Even if you decide to customize the admin area, the version will still be displayed.
The dashboard isn’t the only location the version is located, either. Every area of the admin back-end for WordPress has this number displayed in the same location: bottom right corner. It doesn’t matter if you’re in appearance or creating a new post.
What if you don’t have access to the admin dashboard? What if your administrator is using tools to hide the version from view in the back-end of the website? In that case, you may need to check the coding of the site itself to see the WordPress version. Don’t worry, though. It’s actually a lot easier than you might think.
Method 2: Check the Source Code
The source code is a great place to find all kinds of information regarding a website. Keywords, meta descriptions and much more can all be gleamed from taking a look at how the code appears to your browser. In this case, we’re just looking for the version of WordPress.
To do this:
Visit the homepage of your website.
Right-click the background of the site and click on, “View page source.” In the event of a Mac, you would hold down Command and click.
NOTE: Browsers differ when it comes to the wording for this option. For instance, I am using Chrome in this example. However, Internet Explorer will have an option for “View source.” It’s the same function.
A new tab will open and show you the coding of the site. I know it looks intimidating, but there is an easy way to skim through it. Open the find command in your browser.

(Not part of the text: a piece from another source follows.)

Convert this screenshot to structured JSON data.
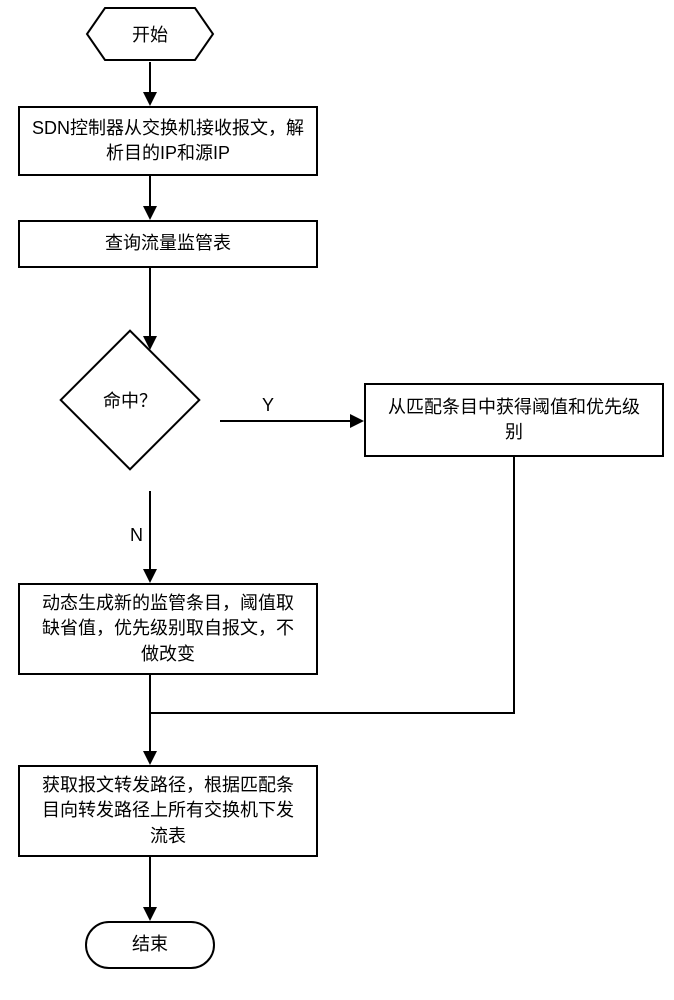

You can use CTRL+F on Windows or CMD+F on Mac.
Type in the word “Generator.”
Now, you want to find the highlighted text next to the “meta name” of the code. To the right, it will read, “content=”WordPress 4.7.2″.” Of course, the actual version number may be different, but this is the model that is running on your site.

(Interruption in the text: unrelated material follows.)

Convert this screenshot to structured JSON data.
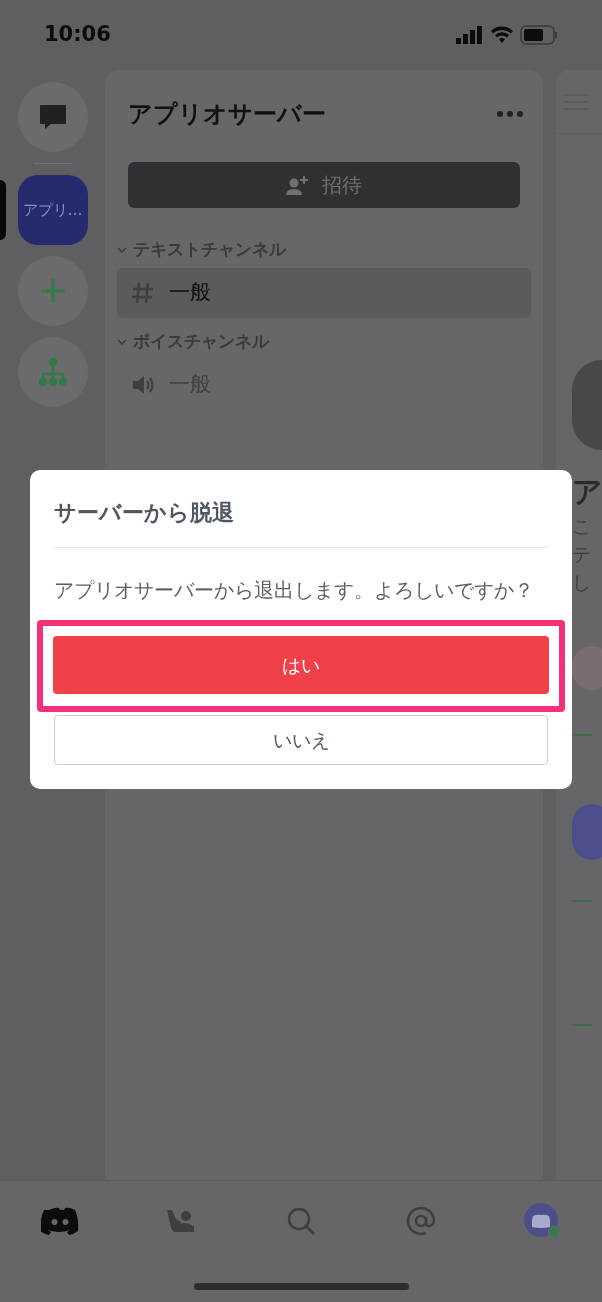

Now, some developers are conscientious about letting people view certain information. In fact, you can hide the version number from being seen in the code in this manner. Many will do this to protect the site addition to making it hack-proof.
Coincidentally, this method also works on other websites anywhere on the Internet. As long as the developer didn’t hide the version or prevent access to the coding materials, it’s easy to see what someone has running on his or her site.

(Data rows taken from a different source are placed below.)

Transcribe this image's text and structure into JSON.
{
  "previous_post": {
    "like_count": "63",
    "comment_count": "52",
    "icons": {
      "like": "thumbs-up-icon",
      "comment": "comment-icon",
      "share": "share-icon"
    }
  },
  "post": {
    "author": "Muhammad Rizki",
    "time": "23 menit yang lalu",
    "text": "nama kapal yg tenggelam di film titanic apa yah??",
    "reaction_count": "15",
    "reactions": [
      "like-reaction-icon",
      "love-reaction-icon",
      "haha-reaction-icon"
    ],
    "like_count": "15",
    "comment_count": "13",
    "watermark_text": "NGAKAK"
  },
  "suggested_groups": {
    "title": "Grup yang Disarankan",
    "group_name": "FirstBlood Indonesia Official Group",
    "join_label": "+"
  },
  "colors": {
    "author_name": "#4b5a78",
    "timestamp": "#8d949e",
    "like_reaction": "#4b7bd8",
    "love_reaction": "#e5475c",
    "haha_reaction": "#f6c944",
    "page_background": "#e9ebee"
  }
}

Method 3: Source Code of the Login Screen
Not all tools will remove the version number completely from all pages. If you’re unable to see the version from the homepage, try it from the login screen. Go to the login page of your site and use the same instructions I gave earlier to view the source.
This time, you’re going to look for the text, “ver=” in the find tool. This will include information regarding the CSS file, but the number after the ver= will be the version of WordPress the website is using.
Like the home page though, this too may be hidden by removing the ability to right-click the screen or other security methods. A lot of developers will include such practices along side other essential security features for the site.
Method 4: It’s in the Read Me File
If the ReadMe.html file is available on the site, you can access it from any browser. This is essentially the welcome message that comes with each adaptation of WordPress and will show the update in big bold numbers under the WordPress logo. This is accessible just by using the filename after the URL.
For instance: https://www.YourWebsiteName.com/readme.html
Like the coding method above, some developers will hide or delete the readme file on purpose. In fact, some security plugins may do this automatically.
It’s More than Just a Number
Knowing the version of WordPress can help you determine strategies for security protocols, updates, plugins and much more. One of the best ways to make sure you are always running the most current model of WordPress is to set it to automatically update. However, you may want to ensure your plugins will support the new edition.
Have you stumbled across plugins that stopped working when newer variants of WordPress were released? How often do you keep all of your website components updated?